## TASK DESCRIPTION
Show all the lines in the data below that include the word "heading".

## PROVIDED DATA
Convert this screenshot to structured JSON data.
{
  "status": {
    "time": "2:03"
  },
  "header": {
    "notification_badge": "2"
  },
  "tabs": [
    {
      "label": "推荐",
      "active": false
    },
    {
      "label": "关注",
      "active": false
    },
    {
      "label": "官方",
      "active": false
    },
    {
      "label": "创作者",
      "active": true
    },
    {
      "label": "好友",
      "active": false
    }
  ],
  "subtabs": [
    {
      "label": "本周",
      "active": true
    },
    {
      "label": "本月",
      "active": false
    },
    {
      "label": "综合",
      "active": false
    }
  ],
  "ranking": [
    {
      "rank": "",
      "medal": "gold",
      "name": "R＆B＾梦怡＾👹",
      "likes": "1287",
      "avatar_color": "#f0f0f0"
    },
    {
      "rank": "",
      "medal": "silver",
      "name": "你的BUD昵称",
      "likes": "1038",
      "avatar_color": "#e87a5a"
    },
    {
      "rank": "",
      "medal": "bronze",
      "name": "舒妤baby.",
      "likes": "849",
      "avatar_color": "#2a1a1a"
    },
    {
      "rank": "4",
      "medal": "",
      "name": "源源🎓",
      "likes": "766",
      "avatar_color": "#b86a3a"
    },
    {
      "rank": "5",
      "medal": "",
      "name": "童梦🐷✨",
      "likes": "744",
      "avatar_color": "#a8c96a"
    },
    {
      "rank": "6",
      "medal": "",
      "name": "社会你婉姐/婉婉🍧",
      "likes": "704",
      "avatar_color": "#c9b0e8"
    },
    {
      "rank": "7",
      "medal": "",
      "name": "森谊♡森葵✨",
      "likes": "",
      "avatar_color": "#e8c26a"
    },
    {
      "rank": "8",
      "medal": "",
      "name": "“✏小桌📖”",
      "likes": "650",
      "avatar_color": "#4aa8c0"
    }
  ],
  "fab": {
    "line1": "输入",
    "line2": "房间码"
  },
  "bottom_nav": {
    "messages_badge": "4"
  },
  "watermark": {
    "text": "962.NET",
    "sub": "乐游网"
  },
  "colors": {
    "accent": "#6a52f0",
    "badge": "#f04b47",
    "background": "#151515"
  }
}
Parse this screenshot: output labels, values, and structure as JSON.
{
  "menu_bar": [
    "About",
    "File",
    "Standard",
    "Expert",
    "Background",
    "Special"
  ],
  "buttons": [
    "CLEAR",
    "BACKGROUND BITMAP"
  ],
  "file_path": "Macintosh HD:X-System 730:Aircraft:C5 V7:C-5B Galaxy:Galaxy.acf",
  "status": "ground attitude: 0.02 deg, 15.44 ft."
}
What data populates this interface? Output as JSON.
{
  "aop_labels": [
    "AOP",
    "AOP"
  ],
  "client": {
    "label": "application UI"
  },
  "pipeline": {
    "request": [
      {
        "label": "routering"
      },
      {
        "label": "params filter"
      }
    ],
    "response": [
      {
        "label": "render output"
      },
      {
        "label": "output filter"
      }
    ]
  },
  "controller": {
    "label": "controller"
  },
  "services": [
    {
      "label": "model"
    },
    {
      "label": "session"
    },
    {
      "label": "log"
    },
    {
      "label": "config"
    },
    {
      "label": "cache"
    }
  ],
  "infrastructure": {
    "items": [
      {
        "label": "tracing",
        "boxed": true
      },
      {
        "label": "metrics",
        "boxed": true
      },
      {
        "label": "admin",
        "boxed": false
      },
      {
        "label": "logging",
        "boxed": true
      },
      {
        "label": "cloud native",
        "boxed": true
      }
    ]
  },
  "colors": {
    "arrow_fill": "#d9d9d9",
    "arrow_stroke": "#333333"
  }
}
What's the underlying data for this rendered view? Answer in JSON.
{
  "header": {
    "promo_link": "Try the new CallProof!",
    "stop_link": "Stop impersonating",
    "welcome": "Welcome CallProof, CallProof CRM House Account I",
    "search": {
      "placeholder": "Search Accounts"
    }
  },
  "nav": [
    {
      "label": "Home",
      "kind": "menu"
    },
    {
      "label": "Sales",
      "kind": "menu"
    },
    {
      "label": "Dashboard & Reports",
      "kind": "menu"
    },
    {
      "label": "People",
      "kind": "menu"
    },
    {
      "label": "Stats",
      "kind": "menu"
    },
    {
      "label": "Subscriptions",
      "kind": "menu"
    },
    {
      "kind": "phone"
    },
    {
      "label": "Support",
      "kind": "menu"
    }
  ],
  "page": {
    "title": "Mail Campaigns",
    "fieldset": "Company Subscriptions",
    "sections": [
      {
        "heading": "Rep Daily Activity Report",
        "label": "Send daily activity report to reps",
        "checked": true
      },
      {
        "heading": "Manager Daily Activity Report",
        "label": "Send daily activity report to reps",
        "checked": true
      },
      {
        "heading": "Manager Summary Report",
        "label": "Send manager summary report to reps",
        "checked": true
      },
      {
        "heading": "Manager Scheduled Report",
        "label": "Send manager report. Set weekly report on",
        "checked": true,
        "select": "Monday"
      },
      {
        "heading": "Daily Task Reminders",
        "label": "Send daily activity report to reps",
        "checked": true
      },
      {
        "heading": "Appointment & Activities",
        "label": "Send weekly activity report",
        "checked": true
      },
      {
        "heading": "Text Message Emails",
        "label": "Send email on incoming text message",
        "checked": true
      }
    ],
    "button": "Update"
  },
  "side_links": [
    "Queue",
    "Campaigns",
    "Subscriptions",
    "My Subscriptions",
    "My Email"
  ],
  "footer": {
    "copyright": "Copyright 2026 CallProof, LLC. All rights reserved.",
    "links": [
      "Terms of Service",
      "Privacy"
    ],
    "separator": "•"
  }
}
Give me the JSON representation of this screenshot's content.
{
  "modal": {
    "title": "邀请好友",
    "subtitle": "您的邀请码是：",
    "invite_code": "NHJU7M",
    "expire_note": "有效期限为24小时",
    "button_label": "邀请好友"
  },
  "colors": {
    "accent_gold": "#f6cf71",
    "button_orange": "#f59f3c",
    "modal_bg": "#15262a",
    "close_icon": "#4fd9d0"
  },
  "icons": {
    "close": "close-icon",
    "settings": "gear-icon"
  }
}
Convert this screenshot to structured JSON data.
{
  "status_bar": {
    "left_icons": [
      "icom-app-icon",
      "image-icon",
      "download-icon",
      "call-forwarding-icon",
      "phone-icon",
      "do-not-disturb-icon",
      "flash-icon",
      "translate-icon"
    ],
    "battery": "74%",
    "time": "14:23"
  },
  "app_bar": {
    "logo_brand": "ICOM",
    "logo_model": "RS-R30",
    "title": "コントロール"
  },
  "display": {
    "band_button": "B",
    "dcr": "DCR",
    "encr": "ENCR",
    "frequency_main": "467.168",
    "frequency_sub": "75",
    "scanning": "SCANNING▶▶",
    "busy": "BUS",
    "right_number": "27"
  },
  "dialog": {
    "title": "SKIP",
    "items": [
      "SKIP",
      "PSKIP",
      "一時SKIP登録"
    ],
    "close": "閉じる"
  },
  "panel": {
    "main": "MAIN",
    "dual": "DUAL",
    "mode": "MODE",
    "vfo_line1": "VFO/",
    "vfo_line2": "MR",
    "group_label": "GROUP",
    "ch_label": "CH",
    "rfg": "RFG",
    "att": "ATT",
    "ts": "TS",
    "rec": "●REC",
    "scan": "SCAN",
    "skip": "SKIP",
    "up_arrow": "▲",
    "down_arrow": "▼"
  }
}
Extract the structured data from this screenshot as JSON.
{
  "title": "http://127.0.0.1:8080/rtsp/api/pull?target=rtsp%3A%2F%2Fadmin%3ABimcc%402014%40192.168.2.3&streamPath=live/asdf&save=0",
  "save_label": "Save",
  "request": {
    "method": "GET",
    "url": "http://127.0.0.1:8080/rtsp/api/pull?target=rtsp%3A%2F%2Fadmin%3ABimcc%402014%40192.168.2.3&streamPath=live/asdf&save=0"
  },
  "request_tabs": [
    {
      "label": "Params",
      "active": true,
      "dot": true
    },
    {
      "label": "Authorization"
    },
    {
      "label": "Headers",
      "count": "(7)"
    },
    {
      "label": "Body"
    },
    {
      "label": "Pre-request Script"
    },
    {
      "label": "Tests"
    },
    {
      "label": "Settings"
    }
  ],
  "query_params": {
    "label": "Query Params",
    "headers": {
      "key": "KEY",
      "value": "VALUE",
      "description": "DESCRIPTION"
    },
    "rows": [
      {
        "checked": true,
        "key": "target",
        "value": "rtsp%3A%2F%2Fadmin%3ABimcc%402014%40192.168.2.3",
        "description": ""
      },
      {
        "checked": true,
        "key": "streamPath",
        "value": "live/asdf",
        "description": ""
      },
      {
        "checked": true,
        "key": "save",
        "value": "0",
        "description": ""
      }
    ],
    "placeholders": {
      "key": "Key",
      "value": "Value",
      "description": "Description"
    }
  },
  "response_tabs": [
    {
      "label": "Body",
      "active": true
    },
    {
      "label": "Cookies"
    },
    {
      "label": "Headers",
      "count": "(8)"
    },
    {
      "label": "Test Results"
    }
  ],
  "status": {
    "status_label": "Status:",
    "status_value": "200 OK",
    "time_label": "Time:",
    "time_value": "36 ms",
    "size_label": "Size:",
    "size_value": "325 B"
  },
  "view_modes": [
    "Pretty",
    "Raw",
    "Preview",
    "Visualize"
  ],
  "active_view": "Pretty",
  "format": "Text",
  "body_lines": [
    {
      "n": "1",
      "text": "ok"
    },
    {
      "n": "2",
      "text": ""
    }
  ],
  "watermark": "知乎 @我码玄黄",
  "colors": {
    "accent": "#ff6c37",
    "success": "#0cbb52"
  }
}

## RESULT
        "heading": "Rep Daily Activity Report",
        "heading": "Manager Daily Activity Report",
        "heading": "Manager Summary Report",
        "heading": "Manager Scheduled Report",
        "heading": "Daily Task Reminders",
        "heading": "Appointment & Activities",
        "heading": "Text Message Emails",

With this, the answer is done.